What is Deferred Tax Liability (DTL)?

Deferred tax liability (DTL) is a balance sheet line item that accounts for the temporary difference between taxes that will come due in the future and taxes paid today.

How Does Deferred Tax Liability (DTL) Work?

Because of accrual accounting rules, a company may be able to defer taxes on some of its income. This 'unrealized' tax debt is put into an account on the balance sheet called deferred tax liability.

You can find DTL on the balance sheet or on a fund's statement of assets and liabilities. As the name implies, DTL is on the liability side of the books, along with other long-term debt obligations.

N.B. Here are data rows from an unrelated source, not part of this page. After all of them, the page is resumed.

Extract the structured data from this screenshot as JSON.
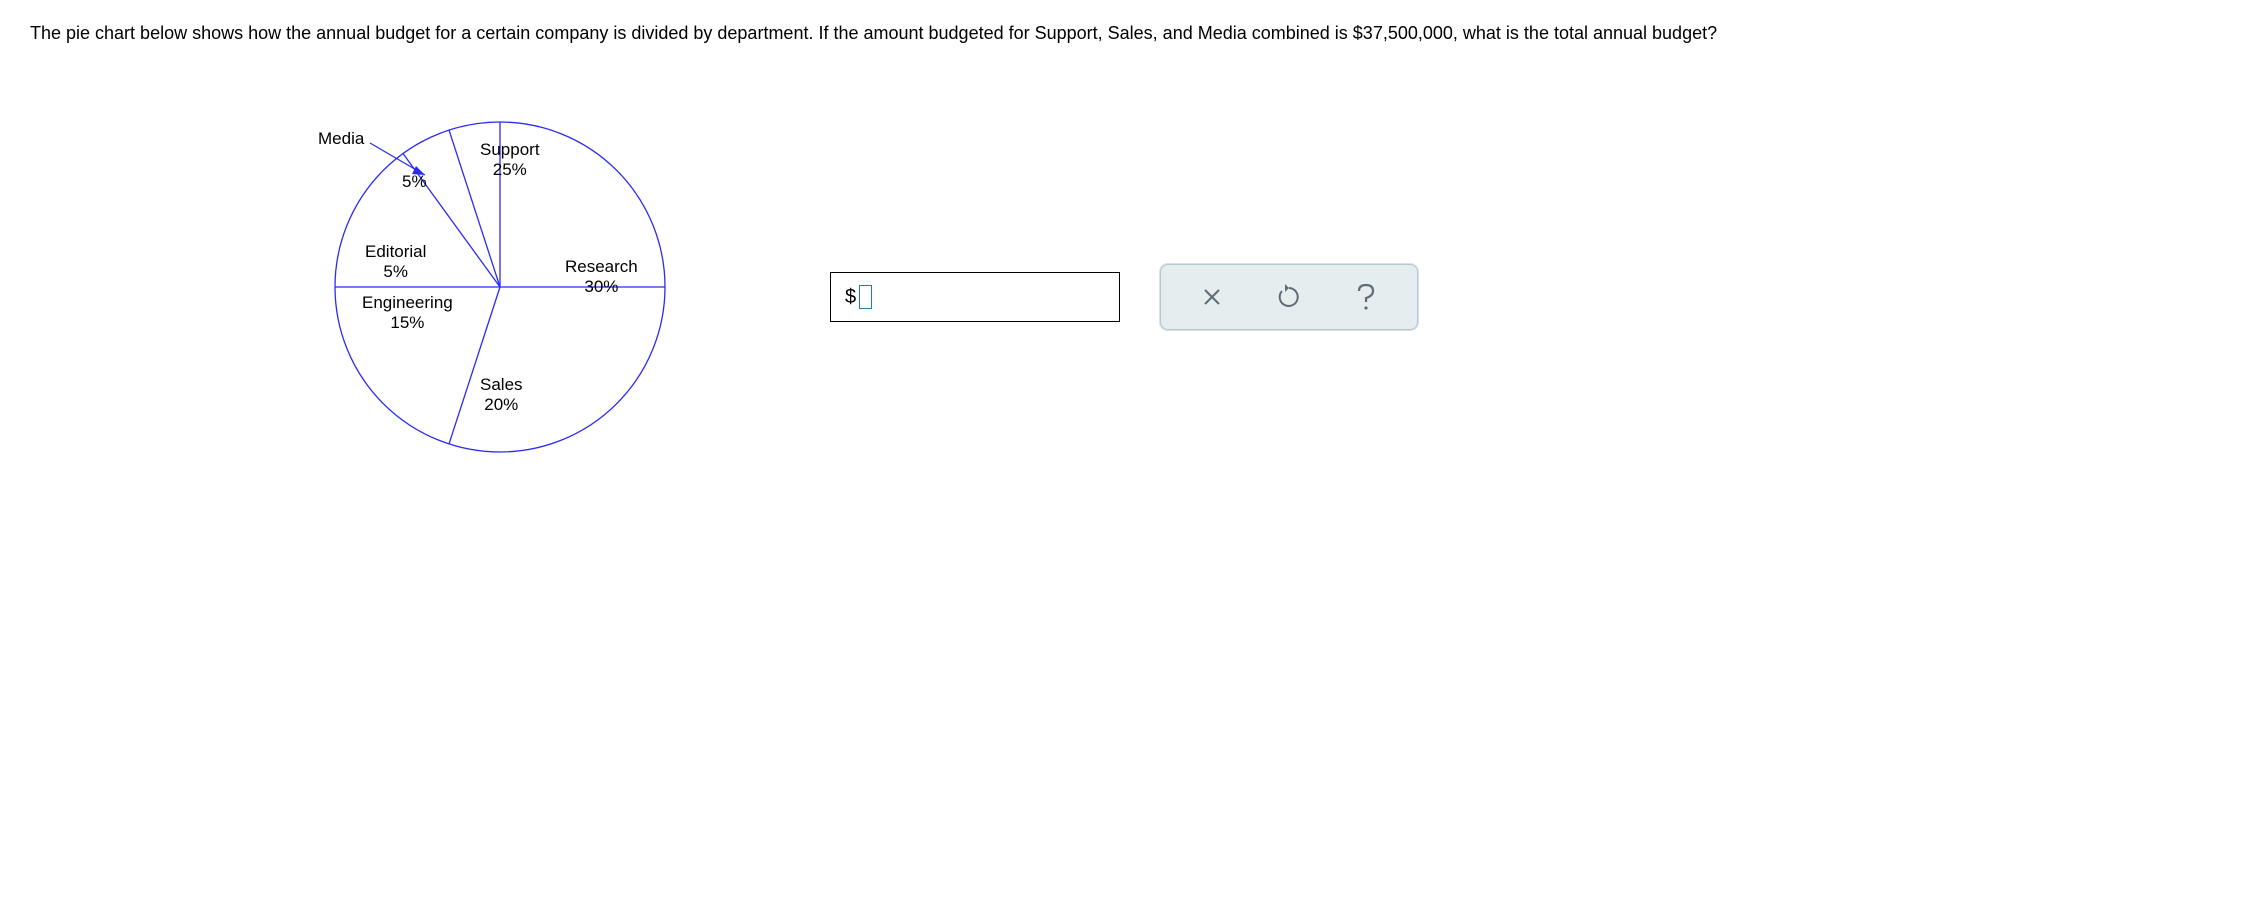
{
  "question": {
    "text_prefix": "The pie chart below shows how the annual budget for a certain company is divided by department. If the amount budgeted for Support, Sales, and Media combined is ",
    "amount": "$37,500,000",
    "text_suffix": ", what is the total annual budget?"
  },
  "chart_data": {
    "type": "pie",
    "title": "",
    "series": [
      {
        "name": "Support",
        "value": 25,
        "label": "Support",
        "pct_label": "25%"
      },
      {
        "name": "Research",
        "value": 30,
        "label": "Research",
        "pct_label": "30%"
      },
      {
        "name": "Sales",
        "value": 20,
        "label": "Sales",
        "pct_label": "20%"
      },
      {
        "name": "Engineering",
        "value": 15,
        "label": "Engineering",
        "pct_label": "15%"
      },
      {
        "name": "Editorial",
        "value": 5,
        "label": "Editorial",
        "pct_label": "5%"
      },
      {
        "name": "Media",
        "value": 5,
        "label": "Media",
        "pct_label": "5%"
      }
    ]
  },
  "answer": {
    "prefix": "$",
    "value": ""
  },
  "toolbar": {
    "close_label": "Close",
    "undo_label": "Undo",
    "help_label": "Help"
  }
}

When the tax becomes due (i.e. when it is 'realized'), both the DTL account and the firm's cash account will be reduced by the same amount (since taxes must be paid in cash).

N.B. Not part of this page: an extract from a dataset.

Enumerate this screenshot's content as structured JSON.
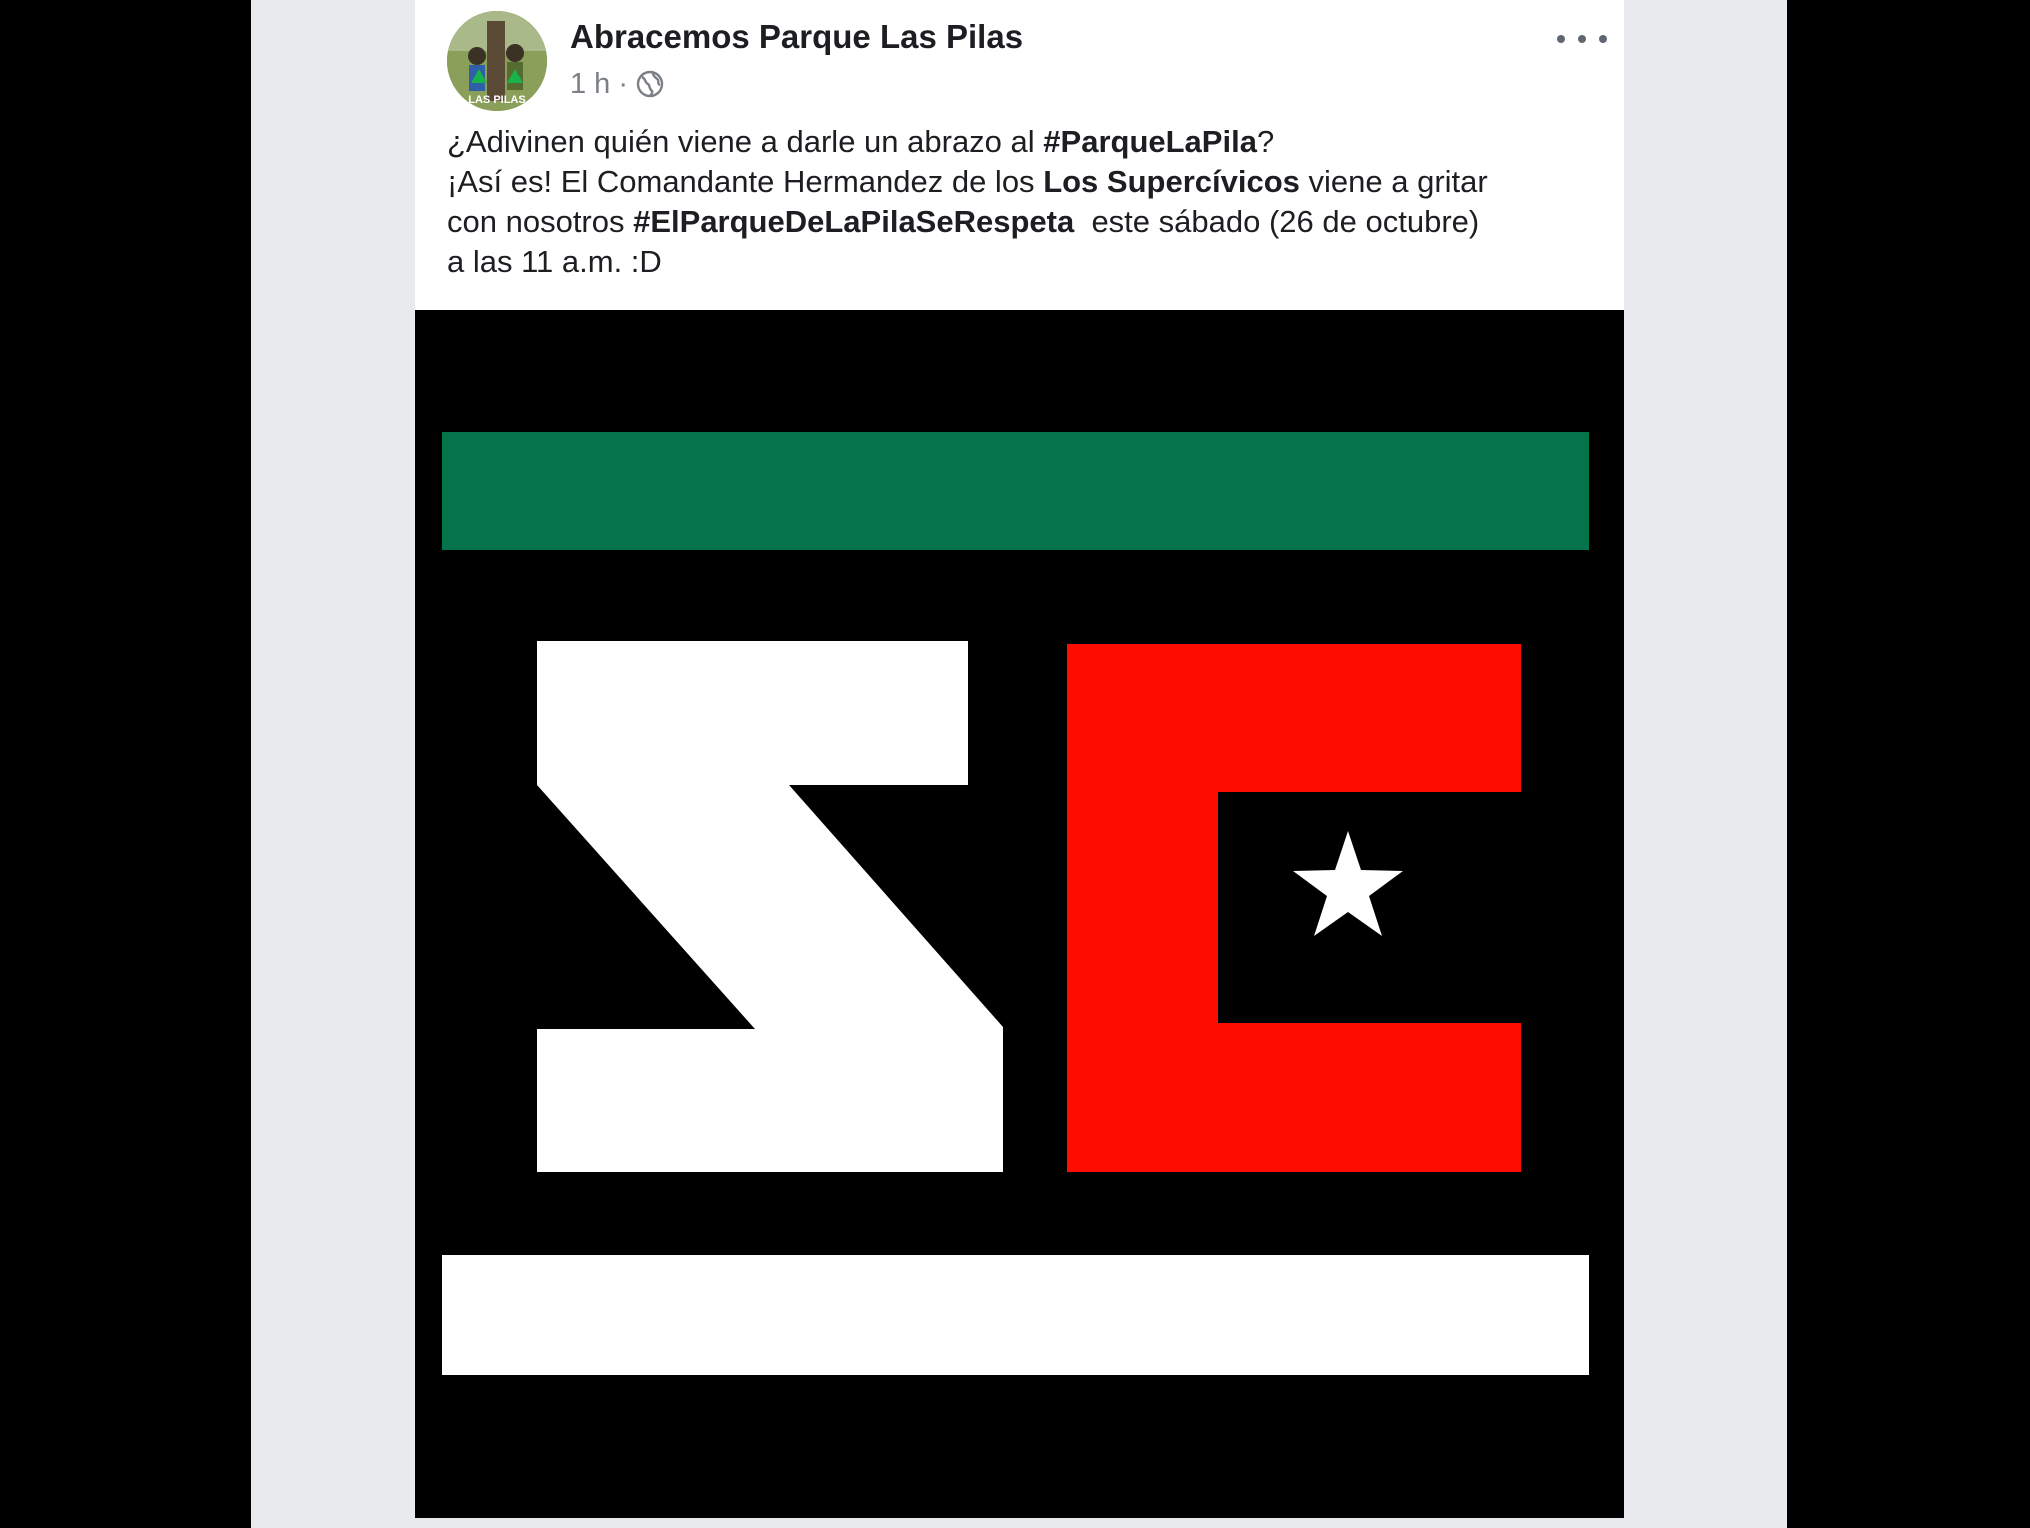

Why Does Deferred Tax Liability (DTL) Matter?

For investors and analysts, the most important question to ask about DTL is, 'will it reverse in the future, and if so, when?' For example, if the DTL is expected to decrease, the company will need to make an actual tax payment to the government and its cash account will decrease.

In general, the difference between taxes owed and taxes paid will reverse themselves over time. Only in rare cases will DTL persist or grow.